What you are asked to do: Supply the number of lines in the listing below in which the word "mere" occurs, and nothing else.

Data listing:
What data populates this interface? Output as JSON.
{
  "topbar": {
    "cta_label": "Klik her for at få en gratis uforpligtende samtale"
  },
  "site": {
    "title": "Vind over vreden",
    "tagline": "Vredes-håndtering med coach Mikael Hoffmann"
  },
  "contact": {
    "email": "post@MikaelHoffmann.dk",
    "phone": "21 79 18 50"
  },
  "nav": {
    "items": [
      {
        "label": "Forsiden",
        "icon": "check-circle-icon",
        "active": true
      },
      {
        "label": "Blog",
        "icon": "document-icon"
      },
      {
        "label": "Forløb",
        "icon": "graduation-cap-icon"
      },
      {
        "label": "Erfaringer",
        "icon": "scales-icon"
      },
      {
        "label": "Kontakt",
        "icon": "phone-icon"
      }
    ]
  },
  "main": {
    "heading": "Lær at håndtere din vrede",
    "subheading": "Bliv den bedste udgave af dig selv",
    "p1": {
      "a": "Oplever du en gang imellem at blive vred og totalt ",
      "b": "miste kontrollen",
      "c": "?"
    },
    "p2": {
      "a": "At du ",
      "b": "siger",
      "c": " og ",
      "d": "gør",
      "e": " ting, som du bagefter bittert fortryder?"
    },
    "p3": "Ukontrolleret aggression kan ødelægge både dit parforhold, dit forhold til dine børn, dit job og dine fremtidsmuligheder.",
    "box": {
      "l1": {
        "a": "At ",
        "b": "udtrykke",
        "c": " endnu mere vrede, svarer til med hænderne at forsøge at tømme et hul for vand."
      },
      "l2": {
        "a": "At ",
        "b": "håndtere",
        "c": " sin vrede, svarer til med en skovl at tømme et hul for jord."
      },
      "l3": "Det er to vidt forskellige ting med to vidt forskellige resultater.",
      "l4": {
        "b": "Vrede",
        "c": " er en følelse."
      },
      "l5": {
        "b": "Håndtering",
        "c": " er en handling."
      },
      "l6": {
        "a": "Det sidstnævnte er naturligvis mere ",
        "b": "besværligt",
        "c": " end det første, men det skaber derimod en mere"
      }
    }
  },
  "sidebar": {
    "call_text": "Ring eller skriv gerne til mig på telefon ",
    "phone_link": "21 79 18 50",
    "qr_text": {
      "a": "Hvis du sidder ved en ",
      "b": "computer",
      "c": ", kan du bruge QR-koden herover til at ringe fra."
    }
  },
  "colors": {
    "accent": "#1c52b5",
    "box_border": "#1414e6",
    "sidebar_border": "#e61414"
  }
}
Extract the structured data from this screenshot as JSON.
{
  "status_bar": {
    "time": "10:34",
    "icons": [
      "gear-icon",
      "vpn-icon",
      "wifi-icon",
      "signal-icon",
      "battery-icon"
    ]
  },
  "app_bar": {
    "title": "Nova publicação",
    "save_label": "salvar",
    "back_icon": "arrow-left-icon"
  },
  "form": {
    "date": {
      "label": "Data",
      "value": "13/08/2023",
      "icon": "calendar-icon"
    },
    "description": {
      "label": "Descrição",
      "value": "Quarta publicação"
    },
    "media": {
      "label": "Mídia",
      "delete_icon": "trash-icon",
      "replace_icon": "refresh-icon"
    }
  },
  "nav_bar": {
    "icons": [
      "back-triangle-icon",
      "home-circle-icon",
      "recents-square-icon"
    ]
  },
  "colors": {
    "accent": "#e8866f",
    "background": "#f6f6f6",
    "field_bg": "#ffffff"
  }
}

Answer box: 3